→ **Prompt**: Can you pull out each line of the data below that includes the word "name"?

BEGIN Supplied material

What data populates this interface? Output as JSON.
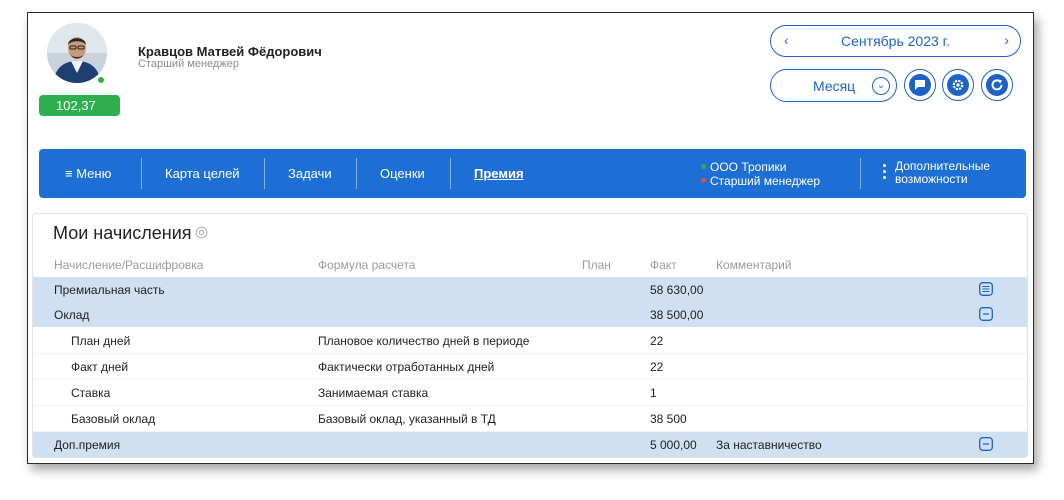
{
  "user": {
    "name": "Кравцов Матвей Фёдорович",
    "role": "Старший менеджер",
    "score": "102,37"
  },
  "period": {
    "label": "Сентябрь 2023 г.",
    "prev_arrow": "‹",
    "next_arrow": "›"
  },
  "view_mode": {
    "selected": "Месяц"
  },
  "nav": {
    "menu_label": "≡  Меню",
    "items": [
      "Карта целей",
      "Задачи",
      "Оценки",
      "Премия"
    ],
    "active": "Премия",
    "organization": "ООО Тропики",
    "position": "Старший менеджер",
    "extra_line1": "Дополнительные",
    "extra_line2": "возможности",
    "org_dot_color": "#2bb24c",
    "position_dot_color": "#e84a3c"
  },
  "accruals": {
    "title": "Мои начисления",
    "columns": {
      "name": "Начисление/Расшифровка",
      "formula": "Формула расчета",
      "plan": "План",
      "fact": "Факт",
      "comment": "Комментарий"
    },
    "rows": [
      {
        "name": "Премиальная часть",
        "formula": "",
        "plan": "",
        "fact": "58 630,00",
        "comment": "",
        "type": "group",
        "icon": "list-icon"
      },
      {
        "name": "Оклад",
        "formula": "",
        "plan": "",
        "fact": "38 500,00",
        "comment": "",
        "type": "group",
        "icon": "collapse-icon"
      },
      {
        "name": "План дней",
        "formula": "Плановое количество дней в периоде",
        "plan": "",
        "fact": "22",
        "comment": "",
        "type": "detail"
      },
      {
        "name": "Факт дней",
        "formula": "Фактически отработанных дней",
        "plan": "",
        "fact": "22",
        "comment": "",
        "type": "detail"
      },
      {
        "name": "Ставка",
        "formula": "Занимаемая ставка",
        "plan": "",
        "fact": "1",
        "comment": "",
        "type": "detail"
      },
      {
        "name": "Базовый оклад",
        "formula": "Базовый оклад, указанный в ТД",
        "plan": "",
        "fact": "38 500",
        "comment": "",
        "type": "detail"
      },
      {
        "name": "Доп.премия",
        "formula": "",
        "plan": "",
        "fact": "5 000,00",
        "comment": "За наставничество",
        "type": "group",
        "icon": "collapse-icon"
      }
    ]
  },
  "colors": {
    "accent": "#1d63c6",
    "navbar": "#1d6fd6",
    "band": "#cfe0f3",
    "score_badge": "#2fae4f"
  }
}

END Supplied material

→ **Task solution**:
    "name": "Кравцов Матвей Фёдорович",
      "name": "Начисление/Расшифровка",
        "name": "Премиальная часть",
        "name": "Оклад",
        "name": "План дней",
        "name": "Факт дней",
        "name": "Ставка",
        "name": "Базовый оклад",
        "name": "Доп.премия",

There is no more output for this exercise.